The ideal decision here is to use organic washable dish towels most of the time—I like to have one color for food-only uses and another color for cleaning-only—but the reality is that I need something that falls between reusable and disposable. These reusable paper towels can go on my existing paper towel holder, they absorb up to 16 times its own weight in water, and they can be rinsed and reused for about a week. When they’re done, just toss them into your compost.

Photo by Annie Spratt

Plastic Wrap, Baggies, & Containers

Ditching the plastic wrap was not easy for me, and I honestly still struggle with it a bit. But it’s a no-brainer that this impossible-to-recycle item is never allowed back in my kitchen again.

My favorite alternatives:

Since these are made from breathable fabric, they’re not right for long-term storage solutions but I love to use these for covering a bowl of bread dough, covering a salad that I’ll be serving later or a plate of baked goods to deliver to a friend.

These are stretchy, grippy covers that come in multiple sizes to use on all sorts of items and containers. Plus, they are oven-safe, microwave-safe, and dishwasher-safe. They can also be used as a liner for a baking sheet.

I’ve now tried a few brands of reusable plastic baggie alternatives and found that these Stasher bags held up the best after washing, traveling, and really truly reusing. I love the large stand-up size for storing prepped vegetables and things, and their tiny size for holding things like vitamins.

I love these and have used them for many years, so I can say that they have certainly held up under constant use. The glass containers are safe to use in the oven, freezer, and microwave which are all musts for me. If you freeze soups and stocks in plastic containers, switching to these is a no-brainer.

Photo by Karl Bewick

Trash Bags

This is where I often lose people, and I get it: trash bags are convenient. I think the best way to go is simply not to use trash bags. I’m able to lift my trash container out of its little home, walk it out to the dumpster, and just, well, dump it. If you compost or donate to a friend’s or farmer’s compost, your trash should be mostly clean, dry, and sparse. I understand, however, that some apartment complexes, trash collectors, and/or cities require that all trash be contained in bags. I also understand that sometimes we all need to dispose of some weird, gross stuff and it’s nice to have a bag. If you can reuse anything around the house, like old shopping bags or big pet food bags, that’s ideal. If not, just buy thoughtfully.

My favorite alternatives:

If you’re not required to bag your trash, these reusable handled bags are a great alternative and will last years.

Instead of recycled plastics, these are made from potato starch with no plasticizers added. The reason I like these is because I know they won’t contribute to more plastic pollution and clog our oceans until the end of time. Baby steps.


Your email address will not be published. Required fields are marked *

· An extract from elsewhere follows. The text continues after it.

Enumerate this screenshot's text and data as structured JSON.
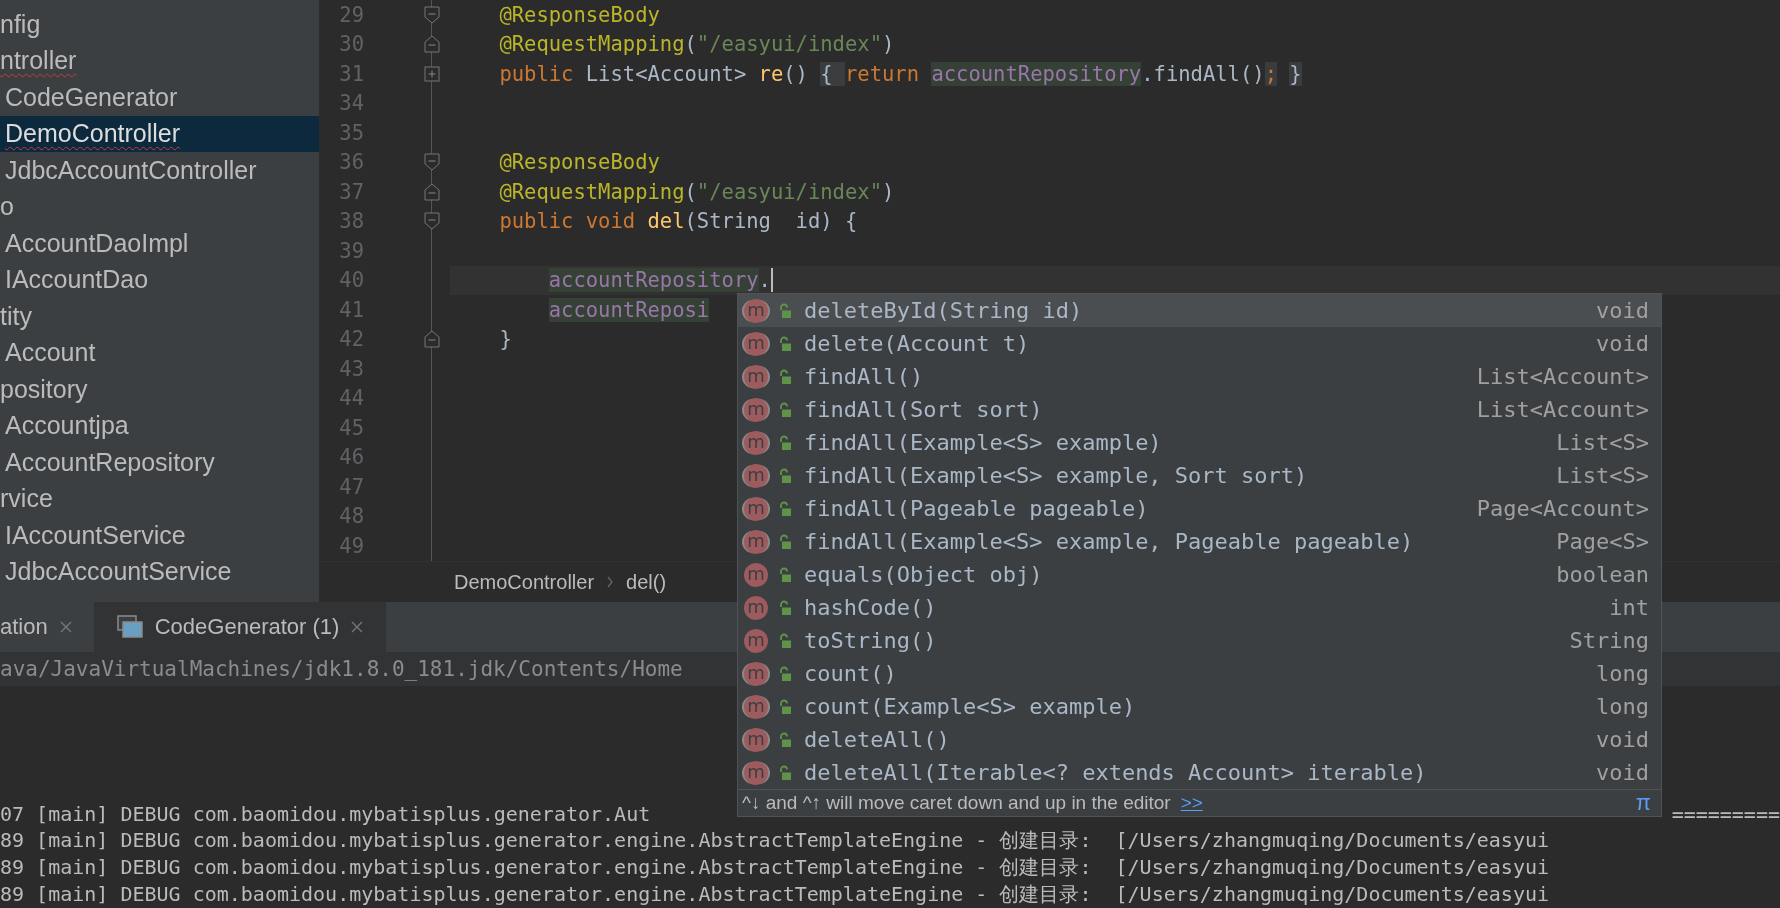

Kyla Curtis

over 1 year ago

Thanks for ssharing this

Let's stay in touch

Subscribe to the Edible LA e-newsletter for updates on local food issues, events, seasonal recipes, and special issue sneak peeks.

We respect your privacy